Archaeology as an academic and professional endeavor has been around for a long time. Archaeologists find physical evidence of ancient human activity, such as bones and construction materials, and analyze them for clues about the lives of past populations.
As technology and archaeological practices have evolved, so has the field as a whole. One specialty is called bioarchaeology (a specialized type of physical or biological anthropology). Bioarchaelogy is the study of human skeletal remains from archaeological sites. This discipline allows us to reconstruct past human activities, disease and overall health patterns, and much more.
Like a lot of scientific endeavors, bioarchaeology is a blend of multiple academic disciplines, including paleodemography (the study of demography of ancient populations), paleogenetics (the application of genetics to paleontology) and mortuary studies (the study of dead bodies).
People from different countries have various names for bioarchaeology, so an extremely precise definition is elusive. European researchers, for instance, often refer to many aspects of bioarchaeology with other descriptors, such as osteoarchaeology (the archaeological study of bones) and palaeoosteology (the study of ancient bones). Plus, in European countries, archaeology and anthropology are considered different fields, yet this distinction doesn't happen in the United States.
The term bioarchaeology was first used by British archaeologist Sir John Grahame Douglas Clark in the 1970s. But it was American bioarchaeologist and anthropologist Jane Ellen Buikstra who popularized the term as it is most often utilized in the United States. For our purposes, we'll stick to the American variety of bioarchaeology, which emphasizes broad training in all anthropological fields, followed by specialization into bioarchaeology.
Bioarchaeologists analyze burials, as well as prehistoric diets, dental anthropology, health and nutrition, paleopathology, paleodemography, and even search for clues about a population's occupations and behaviors.
They look for changes in patterns of malnutrition and disease over many generations of a society, reconstruct human migration, and track population growth or decline. Perhaps most importantly, bioarchaeologists expand our understanding all of these variables in a historical context.

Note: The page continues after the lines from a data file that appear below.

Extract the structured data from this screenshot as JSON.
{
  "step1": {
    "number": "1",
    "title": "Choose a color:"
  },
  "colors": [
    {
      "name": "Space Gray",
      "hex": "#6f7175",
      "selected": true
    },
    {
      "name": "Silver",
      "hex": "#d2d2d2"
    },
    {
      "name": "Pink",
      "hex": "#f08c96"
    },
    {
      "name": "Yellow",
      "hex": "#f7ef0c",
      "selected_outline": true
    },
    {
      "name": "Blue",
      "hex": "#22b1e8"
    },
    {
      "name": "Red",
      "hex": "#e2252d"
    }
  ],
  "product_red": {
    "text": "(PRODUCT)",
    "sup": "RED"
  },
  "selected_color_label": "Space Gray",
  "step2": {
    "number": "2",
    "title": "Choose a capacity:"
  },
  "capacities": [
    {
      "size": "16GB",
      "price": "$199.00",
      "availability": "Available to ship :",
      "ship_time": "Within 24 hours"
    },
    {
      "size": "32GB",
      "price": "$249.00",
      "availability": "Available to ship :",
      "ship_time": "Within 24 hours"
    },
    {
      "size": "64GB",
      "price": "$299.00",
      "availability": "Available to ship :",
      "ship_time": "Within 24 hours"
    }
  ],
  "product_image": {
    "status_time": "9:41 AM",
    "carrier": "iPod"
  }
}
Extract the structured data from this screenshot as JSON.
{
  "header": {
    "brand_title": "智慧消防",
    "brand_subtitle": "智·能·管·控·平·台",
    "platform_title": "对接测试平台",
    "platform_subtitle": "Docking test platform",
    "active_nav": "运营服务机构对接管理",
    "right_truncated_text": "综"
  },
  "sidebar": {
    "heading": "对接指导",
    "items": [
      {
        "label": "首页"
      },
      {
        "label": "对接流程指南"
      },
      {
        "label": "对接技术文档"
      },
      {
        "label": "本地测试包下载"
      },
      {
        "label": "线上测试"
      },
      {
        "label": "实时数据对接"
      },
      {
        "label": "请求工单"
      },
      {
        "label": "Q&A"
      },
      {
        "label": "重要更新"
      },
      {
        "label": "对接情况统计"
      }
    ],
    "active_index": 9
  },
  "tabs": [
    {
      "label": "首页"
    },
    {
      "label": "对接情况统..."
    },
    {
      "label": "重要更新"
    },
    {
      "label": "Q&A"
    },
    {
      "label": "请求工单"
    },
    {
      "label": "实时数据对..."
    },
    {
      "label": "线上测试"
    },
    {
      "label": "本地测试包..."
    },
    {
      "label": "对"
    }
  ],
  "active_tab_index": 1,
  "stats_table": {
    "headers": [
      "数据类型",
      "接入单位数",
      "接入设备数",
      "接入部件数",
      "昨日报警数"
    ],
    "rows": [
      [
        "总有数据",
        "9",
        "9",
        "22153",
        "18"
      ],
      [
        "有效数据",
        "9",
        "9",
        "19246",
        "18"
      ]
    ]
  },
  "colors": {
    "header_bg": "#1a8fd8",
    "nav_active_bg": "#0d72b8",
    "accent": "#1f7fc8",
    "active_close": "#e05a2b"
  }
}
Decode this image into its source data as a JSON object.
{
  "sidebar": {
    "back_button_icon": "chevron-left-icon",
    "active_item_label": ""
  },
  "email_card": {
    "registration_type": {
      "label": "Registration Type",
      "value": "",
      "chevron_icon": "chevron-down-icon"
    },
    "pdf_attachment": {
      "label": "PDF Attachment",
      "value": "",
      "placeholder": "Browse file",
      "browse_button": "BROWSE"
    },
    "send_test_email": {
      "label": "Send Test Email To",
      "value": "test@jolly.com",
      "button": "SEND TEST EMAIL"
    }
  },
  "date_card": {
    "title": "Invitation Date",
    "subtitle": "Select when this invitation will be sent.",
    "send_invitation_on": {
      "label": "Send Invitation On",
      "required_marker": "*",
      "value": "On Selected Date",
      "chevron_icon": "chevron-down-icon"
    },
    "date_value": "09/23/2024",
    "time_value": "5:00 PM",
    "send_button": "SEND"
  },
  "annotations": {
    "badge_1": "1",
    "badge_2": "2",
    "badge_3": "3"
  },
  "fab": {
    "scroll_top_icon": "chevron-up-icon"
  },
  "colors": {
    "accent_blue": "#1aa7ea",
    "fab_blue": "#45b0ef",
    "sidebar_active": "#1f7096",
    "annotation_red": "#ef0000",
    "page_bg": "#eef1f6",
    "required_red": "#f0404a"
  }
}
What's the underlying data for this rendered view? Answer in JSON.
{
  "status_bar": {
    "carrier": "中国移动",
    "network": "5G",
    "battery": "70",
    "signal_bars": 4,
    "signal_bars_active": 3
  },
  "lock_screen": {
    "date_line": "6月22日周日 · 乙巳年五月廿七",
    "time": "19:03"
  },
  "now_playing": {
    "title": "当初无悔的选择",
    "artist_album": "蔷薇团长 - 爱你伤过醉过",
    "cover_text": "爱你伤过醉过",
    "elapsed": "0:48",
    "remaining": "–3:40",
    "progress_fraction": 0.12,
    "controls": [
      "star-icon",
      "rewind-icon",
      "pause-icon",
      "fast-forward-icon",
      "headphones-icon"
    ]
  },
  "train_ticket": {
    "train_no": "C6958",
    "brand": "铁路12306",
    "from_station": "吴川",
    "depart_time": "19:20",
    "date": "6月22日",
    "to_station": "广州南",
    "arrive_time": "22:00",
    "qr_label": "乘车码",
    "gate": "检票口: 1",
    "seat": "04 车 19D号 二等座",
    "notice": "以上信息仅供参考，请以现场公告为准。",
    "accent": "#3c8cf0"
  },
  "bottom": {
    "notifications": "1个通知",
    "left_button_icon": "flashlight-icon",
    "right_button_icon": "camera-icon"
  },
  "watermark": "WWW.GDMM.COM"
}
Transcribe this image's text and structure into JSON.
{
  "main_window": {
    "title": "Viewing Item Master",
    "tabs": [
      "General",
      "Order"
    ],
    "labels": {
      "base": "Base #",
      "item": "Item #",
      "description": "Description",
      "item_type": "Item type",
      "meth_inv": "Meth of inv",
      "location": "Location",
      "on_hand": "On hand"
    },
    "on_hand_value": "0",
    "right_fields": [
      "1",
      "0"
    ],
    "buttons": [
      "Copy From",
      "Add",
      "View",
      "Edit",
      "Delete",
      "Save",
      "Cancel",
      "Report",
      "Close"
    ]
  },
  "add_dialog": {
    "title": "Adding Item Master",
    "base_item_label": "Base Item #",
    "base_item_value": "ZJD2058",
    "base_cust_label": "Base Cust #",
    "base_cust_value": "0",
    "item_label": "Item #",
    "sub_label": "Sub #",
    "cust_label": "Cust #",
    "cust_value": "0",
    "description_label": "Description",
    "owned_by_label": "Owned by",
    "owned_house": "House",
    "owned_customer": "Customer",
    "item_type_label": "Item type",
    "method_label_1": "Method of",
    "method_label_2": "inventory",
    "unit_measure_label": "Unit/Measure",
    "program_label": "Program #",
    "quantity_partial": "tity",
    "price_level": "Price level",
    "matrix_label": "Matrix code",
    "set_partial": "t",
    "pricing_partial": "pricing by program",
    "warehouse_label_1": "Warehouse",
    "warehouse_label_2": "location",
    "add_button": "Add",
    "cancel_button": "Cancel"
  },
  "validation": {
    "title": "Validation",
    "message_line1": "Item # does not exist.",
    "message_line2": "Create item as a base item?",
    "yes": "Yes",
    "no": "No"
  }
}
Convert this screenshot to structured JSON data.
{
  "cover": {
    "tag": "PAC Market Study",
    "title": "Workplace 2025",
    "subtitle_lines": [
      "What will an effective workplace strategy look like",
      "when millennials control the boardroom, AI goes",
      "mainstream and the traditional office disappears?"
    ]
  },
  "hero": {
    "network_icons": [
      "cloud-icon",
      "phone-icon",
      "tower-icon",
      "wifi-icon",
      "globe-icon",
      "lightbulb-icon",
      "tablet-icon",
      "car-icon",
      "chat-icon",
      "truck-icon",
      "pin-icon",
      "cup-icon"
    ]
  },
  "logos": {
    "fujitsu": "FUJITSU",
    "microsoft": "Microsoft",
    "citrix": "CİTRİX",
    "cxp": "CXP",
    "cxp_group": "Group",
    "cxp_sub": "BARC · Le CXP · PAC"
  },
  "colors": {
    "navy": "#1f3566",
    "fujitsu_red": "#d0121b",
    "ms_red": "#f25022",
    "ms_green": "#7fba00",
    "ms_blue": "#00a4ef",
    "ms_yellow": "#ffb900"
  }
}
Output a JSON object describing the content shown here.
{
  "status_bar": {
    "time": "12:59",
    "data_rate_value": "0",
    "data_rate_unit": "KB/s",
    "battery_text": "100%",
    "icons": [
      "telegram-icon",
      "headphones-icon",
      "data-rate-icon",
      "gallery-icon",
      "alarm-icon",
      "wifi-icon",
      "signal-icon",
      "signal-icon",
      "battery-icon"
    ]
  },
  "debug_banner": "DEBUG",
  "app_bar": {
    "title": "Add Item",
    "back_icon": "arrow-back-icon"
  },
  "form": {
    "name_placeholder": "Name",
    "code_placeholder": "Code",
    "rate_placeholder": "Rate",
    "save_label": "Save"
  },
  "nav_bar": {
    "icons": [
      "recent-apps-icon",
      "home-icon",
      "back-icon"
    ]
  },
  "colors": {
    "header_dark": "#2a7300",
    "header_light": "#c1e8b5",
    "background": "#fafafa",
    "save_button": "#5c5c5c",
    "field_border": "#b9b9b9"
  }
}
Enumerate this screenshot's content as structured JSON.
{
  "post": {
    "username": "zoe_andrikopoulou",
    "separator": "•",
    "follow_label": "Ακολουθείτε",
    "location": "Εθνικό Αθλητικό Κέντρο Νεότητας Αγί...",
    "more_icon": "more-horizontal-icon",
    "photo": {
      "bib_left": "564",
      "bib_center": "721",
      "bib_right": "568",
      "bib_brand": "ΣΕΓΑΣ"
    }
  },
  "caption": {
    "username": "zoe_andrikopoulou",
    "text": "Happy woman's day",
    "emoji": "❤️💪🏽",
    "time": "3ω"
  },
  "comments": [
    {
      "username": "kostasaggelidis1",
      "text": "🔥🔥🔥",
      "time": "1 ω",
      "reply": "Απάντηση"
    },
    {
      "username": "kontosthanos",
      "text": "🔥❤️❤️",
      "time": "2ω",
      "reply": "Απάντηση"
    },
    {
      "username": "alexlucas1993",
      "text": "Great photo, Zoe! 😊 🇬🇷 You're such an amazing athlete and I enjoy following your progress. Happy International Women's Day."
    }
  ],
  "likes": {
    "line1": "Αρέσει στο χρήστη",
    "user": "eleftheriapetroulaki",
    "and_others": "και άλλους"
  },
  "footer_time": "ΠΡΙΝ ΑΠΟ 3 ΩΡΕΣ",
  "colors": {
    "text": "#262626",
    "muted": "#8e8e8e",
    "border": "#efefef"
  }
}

Before they can construct their elaborate theories, though, these scientists have to dig hard for answers. Sometimes, that means they literally grab a shovel and hit the dirt.